M/Y Taconite, built in 1930

This beautiful yacht was built by Boeing Canada for William E Boeing in 1930. A perfect venue for a diesel-retro murder mystery or the focus for an adventurous 1930s Caribbean cruise. Now she is up for sale. The price: $2.5 million.

You can take a good look at her exterior and interiors here — link >>>

The bar on the aft deck.

Review: “The Time Ships” by Stephen Baxter

HG Wells ended his time-travel novel The Time Machine with a figurative question mark, an open door so to speak, when the nameless protagonist heads back to that distant unsettling future he has visited. In The Time Ships, Stephen Baxter lets that chap tell the story of his second time journey. Wells did not go much into the problems with time-travel paradoxes. But Baxter does, and with gusto: the protagonist quickly discovers that his invention leads to causality getting repeatedly punched in the face during the jaunts back and forth in history.

Spoiler alert

Baxter introduces plenty of ideas from the works of Kurt Gödel, Stephen Hawking, Fred Hoyle, Hermann Bondi, Thomas Gold and Arthur C Clarke (for example: the necessary incompleteness of all theories that strive to explain reality; the causality-defying qualities of the Big Bang singularity; the properties of a steady-state universe; the galaxy-affecting capabilities of all-purpose von Neumann machines), and he therefore writes about intermeshed time-streams in ways that would have been inconceivable to Wells with his pre-Einsteinian knowledge of cosmos.

The story moves ahead swiftly in a polished and dynamic prose and Baxter creates well-crafted milieus for the protagonist’s search for the lost Eloi girl Weena: a diesel-retro war-ravaged London in a 1938, a Dyson sphere, a Robinson-style adventure in a Paleocene jungle, etc.

However, my feelings about this book are mixed. To start with its good qualities: The descriptions of the grimy alternate London and the sun-drenched prehistoric jungle are vivid and suspenseful. The protagonist is a man with flaws and qualities: his foul moods and parochial Victorian mindset are contrasted to his inventiveness, adaptability and derring-do. Baxter’s reflections on the human propensity for violence and war are tinged with an appropriate Wellsian bleakness.

On the other hand, Baxter has a bad habit of introducing subplots that just “fall off the stage” a few chapters later. One example is the cause behind the alternate World War One that has raged for 25 years: Baxter hints at a strange German conspiracy, but never closes the matter properly. Realistic? Maybe. Disappointing? Yes! Also, the end was too predictable; I did foresee most of it already when reading part 1.

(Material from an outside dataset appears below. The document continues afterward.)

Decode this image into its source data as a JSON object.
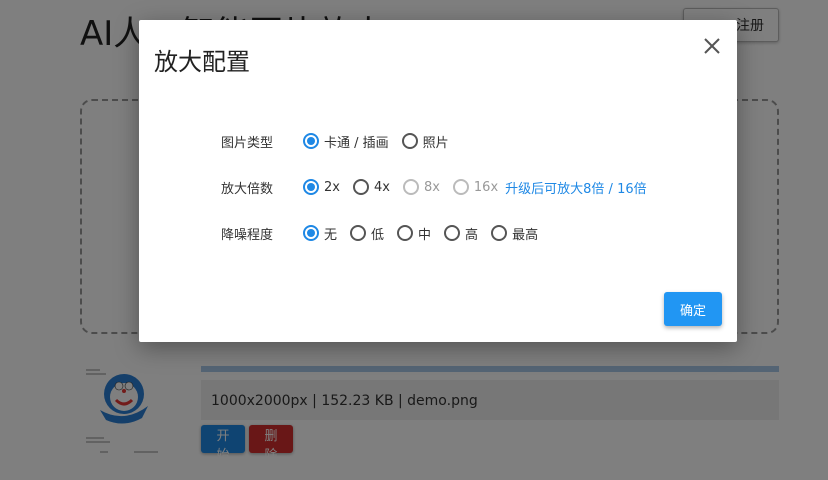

My verdict is therefore three Time Machines out of five. The book is good, but it could easily have become much better with some reworking. I will most likely not re-read it in its entirety, but I will probably return occasionally to the jungle and London parts.

Anthropocene: a New Geological Age

When I went to secondary school in the 1970s, we learned about Earth’s geological history and how it is divided into ages of different lengths. The teacher explained that we are living in the Holocene epoch of the Quarternary period.

Now there are some serious arguments that Earth in fact entered a new geological age in the mid 20th century, when the modern technological society started to leave significant marks on Earth’s geology and ecology, the so-called Great Acceleration. Appropriately, the proposed name for the new epoch is Anthropocen (derived from the Greek word for “human”) and its start date is supposed to be July 16, 1945. Read more here — link >>>

Xanadu for the Booklover

I have loved books since childhood and therefore libraries have been sanctuaries to me. When I was a kid in the 1960s, my parents took my sisters and me once a week to the nearest public library, where I filled a big bag with fresh loans. My father assisted me in finding the books I wanted; in those days the filing systems were bulky card cabinets that were unwieldy for a short boy.

I just found a web page with photos from some of the most beautiful libraries in the world, unsurprisingly several from France, le pays des belles lettres. Look and rejoice — link >>>

Bibliothèque Sainte Geneviève, Paris